#### RECORDS SHOWN
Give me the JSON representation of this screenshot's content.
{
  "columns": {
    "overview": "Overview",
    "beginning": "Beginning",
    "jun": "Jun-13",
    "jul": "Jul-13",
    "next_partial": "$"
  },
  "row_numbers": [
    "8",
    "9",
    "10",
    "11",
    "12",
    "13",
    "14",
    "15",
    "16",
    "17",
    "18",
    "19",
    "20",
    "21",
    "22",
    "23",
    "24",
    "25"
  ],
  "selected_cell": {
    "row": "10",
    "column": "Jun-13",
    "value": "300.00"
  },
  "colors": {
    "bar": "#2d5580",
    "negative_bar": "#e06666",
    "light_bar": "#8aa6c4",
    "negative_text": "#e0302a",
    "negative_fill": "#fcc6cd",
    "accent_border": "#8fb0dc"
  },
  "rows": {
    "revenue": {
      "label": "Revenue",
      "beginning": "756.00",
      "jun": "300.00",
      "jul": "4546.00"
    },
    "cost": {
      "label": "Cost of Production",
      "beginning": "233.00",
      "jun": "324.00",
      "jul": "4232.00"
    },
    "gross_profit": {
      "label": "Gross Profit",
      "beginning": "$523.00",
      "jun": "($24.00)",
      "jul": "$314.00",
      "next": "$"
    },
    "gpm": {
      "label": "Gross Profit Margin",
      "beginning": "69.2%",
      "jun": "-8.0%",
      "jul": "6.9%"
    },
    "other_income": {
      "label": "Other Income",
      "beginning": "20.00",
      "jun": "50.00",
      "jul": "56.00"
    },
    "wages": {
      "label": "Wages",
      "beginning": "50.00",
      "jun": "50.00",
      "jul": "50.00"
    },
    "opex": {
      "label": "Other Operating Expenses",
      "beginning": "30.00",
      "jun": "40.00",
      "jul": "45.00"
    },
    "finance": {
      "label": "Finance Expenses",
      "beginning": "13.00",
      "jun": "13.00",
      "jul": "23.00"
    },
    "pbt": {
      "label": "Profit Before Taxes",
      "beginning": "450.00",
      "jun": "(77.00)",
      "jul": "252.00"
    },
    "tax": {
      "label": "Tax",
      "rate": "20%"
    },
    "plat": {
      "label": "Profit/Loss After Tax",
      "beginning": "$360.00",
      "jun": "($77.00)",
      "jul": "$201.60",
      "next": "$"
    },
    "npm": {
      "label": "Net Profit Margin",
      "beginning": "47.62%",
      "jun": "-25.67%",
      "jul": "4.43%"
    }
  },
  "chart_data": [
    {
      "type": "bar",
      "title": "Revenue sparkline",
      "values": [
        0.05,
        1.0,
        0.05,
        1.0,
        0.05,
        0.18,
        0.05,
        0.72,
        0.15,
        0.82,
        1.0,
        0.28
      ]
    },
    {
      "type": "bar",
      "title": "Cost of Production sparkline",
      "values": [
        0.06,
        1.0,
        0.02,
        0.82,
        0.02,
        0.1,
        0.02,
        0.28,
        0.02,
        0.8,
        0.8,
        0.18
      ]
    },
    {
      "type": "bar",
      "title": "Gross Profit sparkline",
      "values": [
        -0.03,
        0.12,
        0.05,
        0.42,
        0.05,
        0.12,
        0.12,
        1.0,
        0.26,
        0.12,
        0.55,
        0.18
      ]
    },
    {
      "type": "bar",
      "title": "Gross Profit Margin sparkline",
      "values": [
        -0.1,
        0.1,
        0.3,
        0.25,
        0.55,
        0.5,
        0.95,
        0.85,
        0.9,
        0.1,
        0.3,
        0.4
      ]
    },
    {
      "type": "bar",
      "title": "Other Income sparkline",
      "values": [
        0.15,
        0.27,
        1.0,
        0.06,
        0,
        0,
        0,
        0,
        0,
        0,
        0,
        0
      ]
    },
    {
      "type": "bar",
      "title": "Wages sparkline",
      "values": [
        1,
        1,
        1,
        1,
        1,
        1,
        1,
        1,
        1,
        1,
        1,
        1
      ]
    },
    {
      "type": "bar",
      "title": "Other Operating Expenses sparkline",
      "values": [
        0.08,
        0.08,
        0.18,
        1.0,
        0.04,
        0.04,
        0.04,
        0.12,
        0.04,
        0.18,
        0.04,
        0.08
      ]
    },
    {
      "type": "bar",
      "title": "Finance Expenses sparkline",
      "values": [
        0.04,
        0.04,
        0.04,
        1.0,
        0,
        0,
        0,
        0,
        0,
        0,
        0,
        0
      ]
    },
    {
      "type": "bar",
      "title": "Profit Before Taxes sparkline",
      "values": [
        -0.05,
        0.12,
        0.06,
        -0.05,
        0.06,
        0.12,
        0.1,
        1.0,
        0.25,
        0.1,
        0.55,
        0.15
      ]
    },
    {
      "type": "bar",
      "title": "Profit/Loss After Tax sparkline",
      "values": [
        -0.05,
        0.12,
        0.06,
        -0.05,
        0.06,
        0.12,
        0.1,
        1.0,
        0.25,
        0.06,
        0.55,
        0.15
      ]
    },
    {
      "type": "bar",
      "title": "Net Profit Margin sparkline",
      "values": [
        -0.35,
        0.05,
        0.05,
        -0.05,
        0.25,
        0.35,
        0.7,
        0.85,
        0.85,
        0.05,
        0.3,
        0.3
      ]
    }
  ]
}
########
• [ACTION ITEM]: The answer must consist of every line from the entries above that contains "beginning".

• [ANSWER SPACE]:
    "beginning": "Beginning",
      "beginning": "756.00",
      "beginning": "233.00",
      "beginning": "$523.00",
      "beginning": "69.2%",
      "beginning": "20.00",
      "beginning": "50.00",
      "beginning": "30.00",
      "beginning": "13.00",
      "beginning": "450.00",
      "beginning": "$360.00",
      "beginning": "47.62%",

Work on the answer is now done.